Indeed, across cultures through the ages, the memorable artists always have been on the cutting edge, yet sadly either overlooked or controversial in their own time. In every historic era, they have illuminated, through storytelling in various arts (writing, painting, music and theatrical performance): the perennial human condition in particular places at particular moments; who we are (or assume we are) in our human diversity; what are our responsibilities; what befalls us when we abdicate moral responsibility; and what is possible, if we have the will to strive consciously towards it.
My late Blackfoot friend Everett Soop gave me strict instructions not to present him either as a victim or as a role model in his life story Soop on Wheels.

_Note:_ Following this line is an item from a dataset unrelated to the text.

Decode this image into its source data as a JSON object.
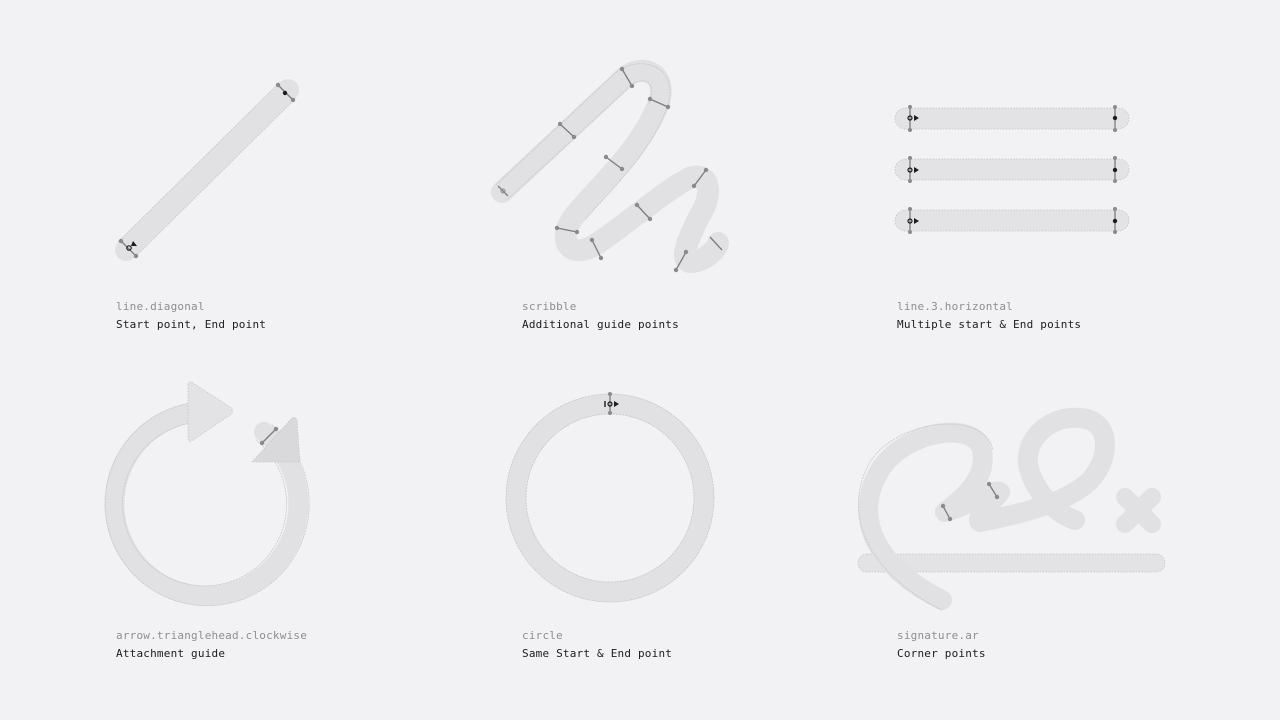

Everett wanted simply to speak his truth, and be seen as a whole person even as he presented his human imperfections, with integrity and courage. One film segment shows Everett encouraging Indigenous students to speak out for their people. He believed the power of self-determination resided in the heart and mind of each individual. Everett would be so proud of today’s growing numbers of Indigenous professionals, who are using all forms of creative media to be silenced no more.
POSTSCRIPT: Morrisseau’s painting `Androgyny’ exhibited in Rideau Hall, Ottawa, and photographed in 2008 by Adrian Wyld, THE CANADIAN PRESS

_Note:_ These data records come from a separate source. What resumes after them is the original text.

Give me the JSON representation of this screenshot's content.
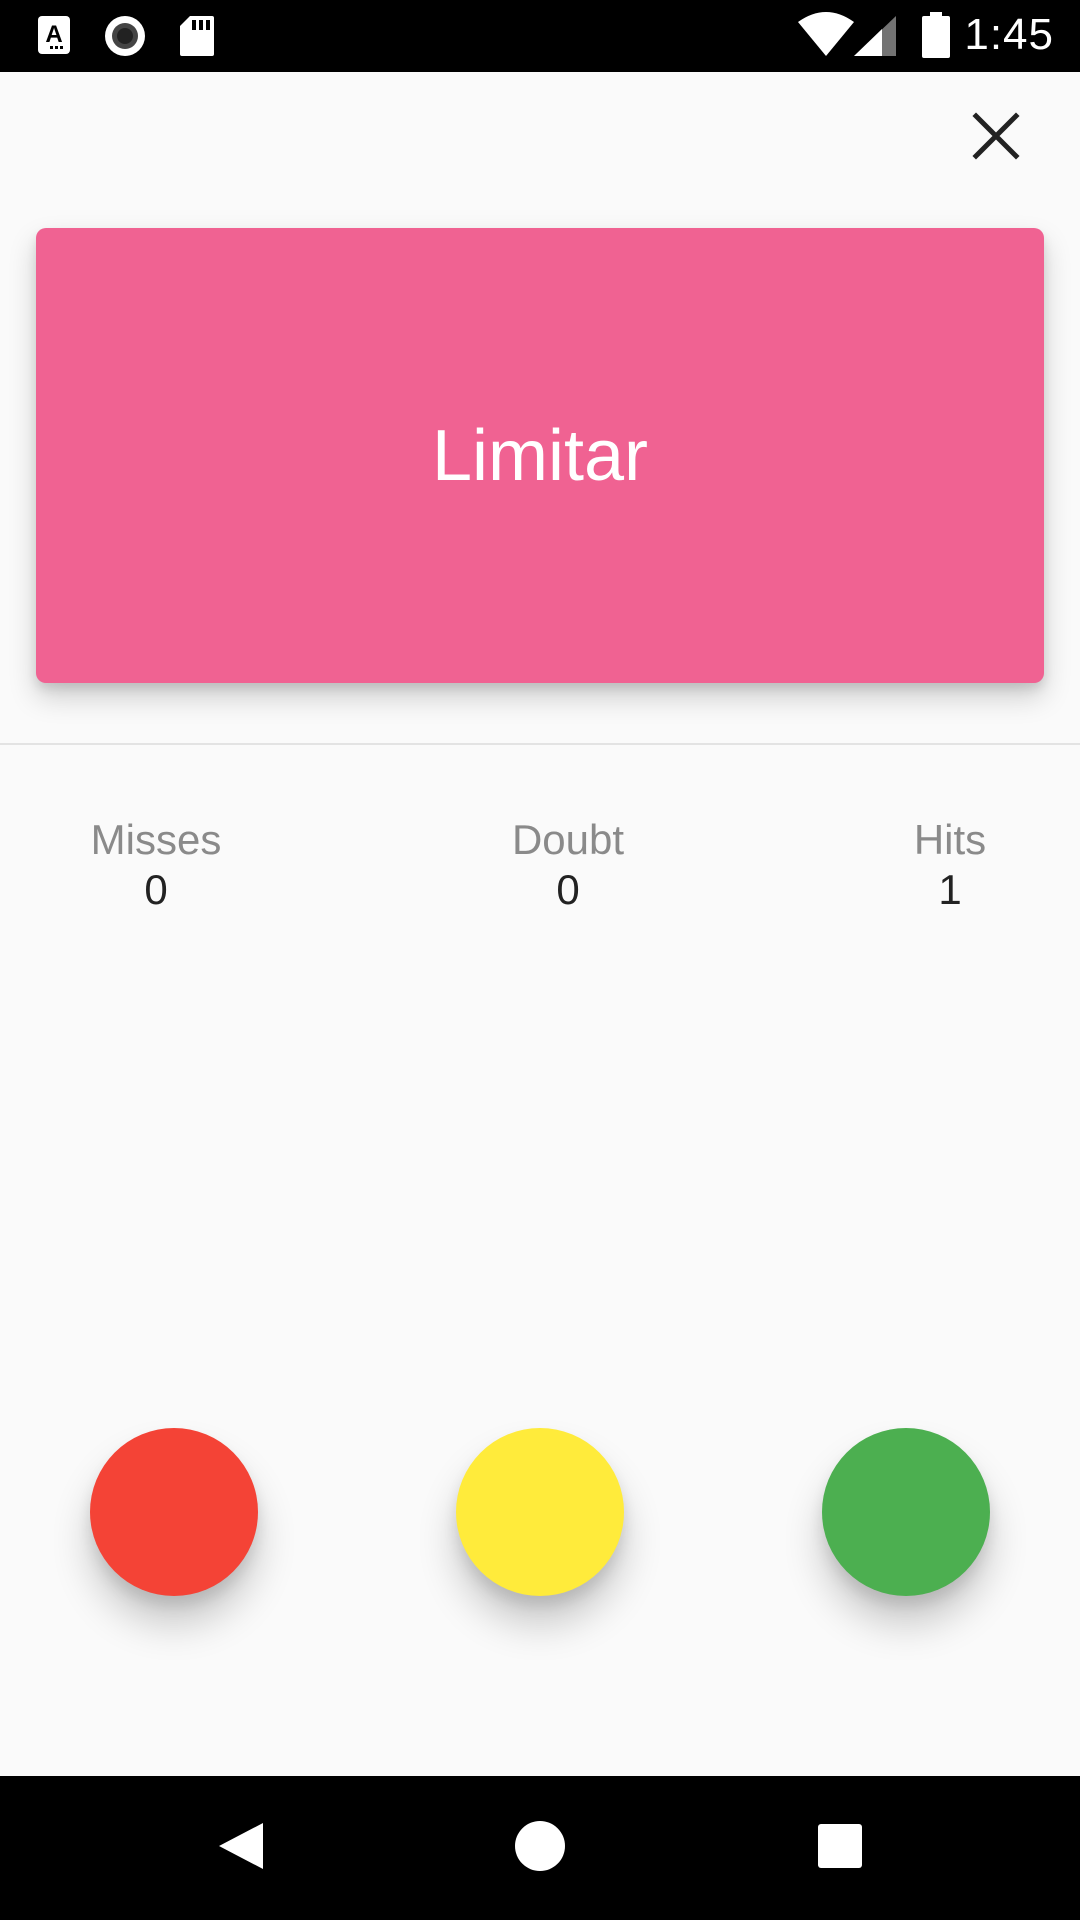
{
  "status_bar": {
    "time": "1:45",
    "left_icons": [
      "a-icon",
      "record-icon",
      "sd-card-icon"
    ],
    "right_icons": [
      "wifi-icon",
      "signal-icon",
      "battery-icon"
    ]
  },
  "header": {
    "close_icon": "close-icon"
  },
  "card": {
    "text": "Limitar",
    "color": "#f06292"
  },
  "stats": {
    "misses": {
      "label": "Misses",
      "value": "0"
    },
    "doubt": {
      "label": "Doubt",
      "value": "0"
    },
    "hits": {
      "label": "Hits",
      "value": "1"
    }
  },
  "buttons": {
    "miss": {
      "color": "#f44336"
    },
    "doubt": {
      "color": "#ffeb3b"
    },
    "hit": {
      "color": "#4caf50"
    }
  },
  "nav_bar": {
    "icons": [
      "back-icon",
      "home-icon",
      "recents-icon"
    ]
  }
}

Very interesting insights. I am reminded of a talk by Dick Preston (a Quaker) who told about a time many years ago when he was in Northern Canada and found the topic he was supposed to research was not appropriate and instead recorded elders stories. He mentioned that at first he was directed to an elder that was not the most expert so they could judge his character and authenticity, then when he passed the test he recorded the stories from their best people. I believe these were much later translated. I wonder if you have met Dick Preston as I can’t remember the details, and may have mis-remembered what he said.
Thank you, Patrick, for introducing me to Dick Preston, whom I googled, discovering his life’s work and website http://www.richardpreston.ca
He mentions how his experiential learning among the James Bay Cree taught him the importance of their storytelling: “You suddenly realize this is a part of something bigger. It carries with it a very powerful domain of meaning that makes sense of life.”
His body of anthropological work demonstrates the need for cultural bridge builders who document knowledge, to keep its legacy alive, so vital today for healing and reconciliation within and across cultures.